Missionary Approaches and Linguistics in Mainland China and Taiwan.
Edited by Ku Wei-ying. Louvain: Louvain Univ. Press, 2001. Pp. 275. Paperback EUR20.
The contents of this scholarly work come from the papers and discussions presented at the Sixth International Conference on Church Activities in Qing and Early Republican China, convened in 1998 and sponsored by the K.U. Leuven Verbiest Foundation in Louvain. The eleven chapters-three on Taiwan and eight on mainland China-embrace a variety of issues relating to the spread of Christianity in the seventeenth century in these two countries: language, theology, methodology, economics, matrimony, indigenous leadership, and newly collected research materials. The editor and authors, largely from a Roman Catholic background, focus on the story of Catholic Christianity, although one chapter deals exclusively with early Dutch Reformed Christianity in Taiwan.

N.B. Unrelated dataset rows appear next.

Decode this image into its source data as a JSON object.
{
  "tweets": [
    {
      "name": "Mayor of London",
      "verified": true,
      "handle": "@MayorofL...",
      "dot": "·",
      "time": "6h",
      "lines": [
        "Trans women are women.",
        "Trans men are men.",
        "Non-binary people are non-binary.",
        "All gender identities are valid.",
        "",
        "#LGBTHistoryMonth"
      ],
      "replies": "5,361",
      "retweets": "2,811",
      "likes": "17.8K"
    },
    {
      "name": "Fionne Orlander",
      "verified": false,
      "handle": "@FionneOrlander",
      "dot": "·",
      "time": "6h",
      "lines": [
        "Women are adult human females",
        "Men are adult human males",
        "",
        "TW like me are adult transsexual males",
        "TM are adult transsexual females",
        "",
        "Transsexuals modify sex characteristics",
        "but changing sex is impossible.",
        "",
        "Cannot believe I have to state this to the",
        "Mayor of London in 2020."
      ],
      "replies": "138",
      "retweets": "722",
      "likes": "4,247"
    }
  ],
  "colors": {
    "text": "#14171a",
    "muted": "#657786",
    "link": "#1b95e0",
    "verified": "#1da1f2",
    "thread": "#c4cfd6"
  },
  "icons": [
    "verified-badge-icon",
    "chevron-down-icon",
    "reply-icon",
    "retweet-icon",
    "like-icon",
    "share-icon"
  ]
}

The editor observes (p. 6) that, in contrast with the past, several of these authors utilize missiological and theological perspectives to deal with their subjects. A good example is Gianni Criveller, who analyzes how the Jesuit missionary Giulio Aleni used the concepts of mystery and faith in presenting the plan of salvation to his Chinese listeners. Likewise, …